**ACTION ITEM:** Each entry below should be echoed exactly, with pictures omitted.

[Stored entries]
==========

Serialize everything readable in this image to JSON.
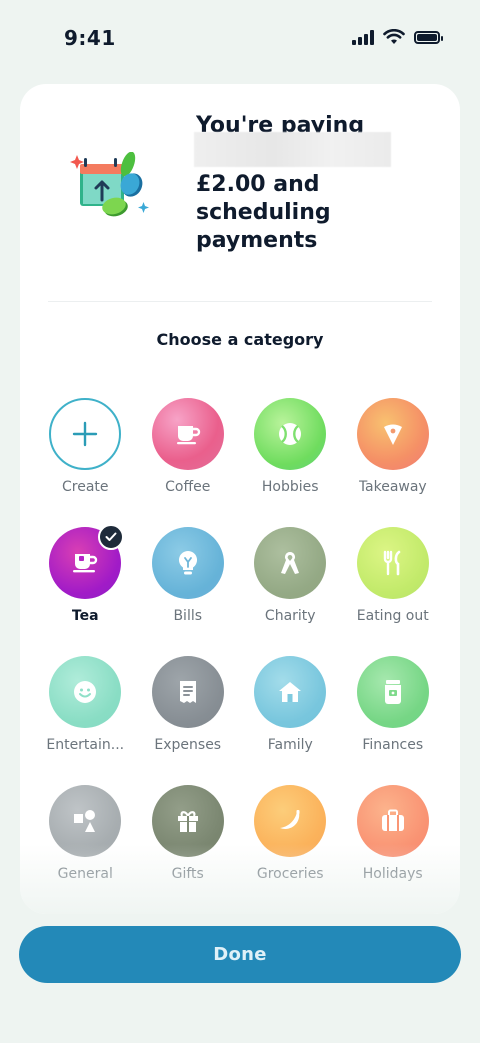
{
  "status_bar": {
    "time": "9:41"
  },
  "header": {
    "line1": "You're paying",
    "amount_line": "£2.00 and",
    "line3": "scheduling",
    "line4": "payments"
  },
  "section_title": "Choose a category",
  "categories": [
    {
      "label": "Create",
      "icon": "plus-icon",
      "selected": false
    },
    {
      "label": "Coffee",
      "icon": "coffee-cup-icon",
      "color": "#ee6f9a",
      "selected": false
    },
    {
      "label": "Hobbies",
      "icon": "tennis-ball-icon",
      "color": "#7ee06f",
      "selected": false
    },
    {
      "label": "Takeaway",
      "icon": "pizza-slice-icon",
      "color": "#f3926b",
      "selected": false
    },
    {
      "label": "Tea",
      "icon": "tea-cup-icon",
      "color": "#b324c4",
      "selected": true
    },
    {
      "label": "Bills",
      "icon": "lightbulb-icon",
      "color": "#6fb6d9",
      "selected": false
    },
    {
      "label": "Charity",
      "icon": "ribbon-icon",
      "color": "#9aaf8d",
      "selected": false
    },
    {
      "label": "Eating out",
      "icon": "cutlery-icon",
      "color": "#c8ec70",
      "selected": false
    },
    {
      "label": "Entertain...",
      "icon": "smiley-icon",
      "color": "#8fe0c8",
      "selected": false
    },
    {
      "label": "Expenses",
      "icon": "receipt-icon",
      "color": "#8c9399",
      "selected": false
    },
    {
      "label": "Family",
      "icon": "house-icon",
      "color": "#7fcadf",
      "selected": false
    },
    {
      "label": "Finances",
      "icon": "money-jar-icon",
      "color": "#7fda8c",
      "selected": false
    },
    {
      "label": "General",
      "icon": "shapes-icon",
      "color": "#a9afb2",
      "selected": false
    },
    {
      "label": "Gifts",
      "icon": "gift-icon",
      "color": "#7e8a74",
      "selected": false
    },
    {
      "label": "Groceries",
      "icon": "banana-icon",
      "color": "#fbb25b",
      "selected": false
    },
    {
      "label": "Holidays",
      "icon": "suitcase-icon",
      "color": "#fa9675",
      "selected": false
    }
  ],
  "done_button": {
    "label": "Done"
  }
}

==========

**WRITTEN ANSWER:**
Serialize everything readable in this image to JSON.
{
  "status_bar": {
    "time": "9:41"
  },
  "header": {
    "line1": "You're paying",
    "amount_line": "£2.00 and",
    "line3": "scheduling",
    "line4": "payments"
  },
  "section_title": "Choose a category",
  "categories": [
    {
      "label": "Create",
      "icon": "plus-icon",
      "selected": false
    },
    {
      "label": "Coffee",
      "icon": "coffee-cup-icon",
      "color": "#ee6f9a",
      "selected": false
    },
    {
      "label": "Hobbies",
      "icon": "tennis-ball-icon",
      "color": "#7ee06f",
      "selected": false
    },
    {
      "label": "Takeaway",
      "icon": "pizza-slice-icon",
      "color": "#f3926b",
      "selected": false
    },
    {
      "label": "Tea",
      "icon": "tea-cup-icon",
      "color": "#b324c4",
      "selected": true
    },
    {
      "label": "Bills",
      "icon": "lightbulb-icon",
      "color": "#6fb6d9",
      "selected": false
    },
    {
      "label": "Charity",
      "icon": "ribbon-icon",
      "color": "#9aaf8d",
      "selected": false
    },
    {
      "label": "Eating out",
      "icon": "cutlery-icon",
      "color": "#c8ec70",
      "selected": false
    },
    {
      "label": "Entertain...",
      "icon": "smiley-icon",
      "color": "#8fe0c8",
      "selected": false
    },
    {
      "label": "Expenses",
      "icon": "receipt-icon",
      "color": "#8c9399",
      "selected": false
    },
    {
      "label": "Family",
      "icon": "house-icon",
      "color": "#7fcadf",
      "selected": false
    },
    {
      "label": "Finances",
      "icon": "money-jar-icon",
      "color": "#7fda8c",
      "selected": false
    },
    {
      "label": "General",
      "icon": "shapes-icon",
      "color": "#a9afb2",
      "selected": false
    },
    {
      "label": "Gifts",
      "icon": "gift-icon",
      "color": "#7e8a74",
      "selected": false
    },
    {
      "label": "Groceries",
      "icon": "banana-icon",
      "color": "#fbb25b",
      "selected": false
    },
    {
      "label": "Holidays",
      "icon": "suitcase-icon",
      "color": "#fa9675",
      "selected": false
    }
  ],
  "done_button": {
    "label": "Done"
  }
}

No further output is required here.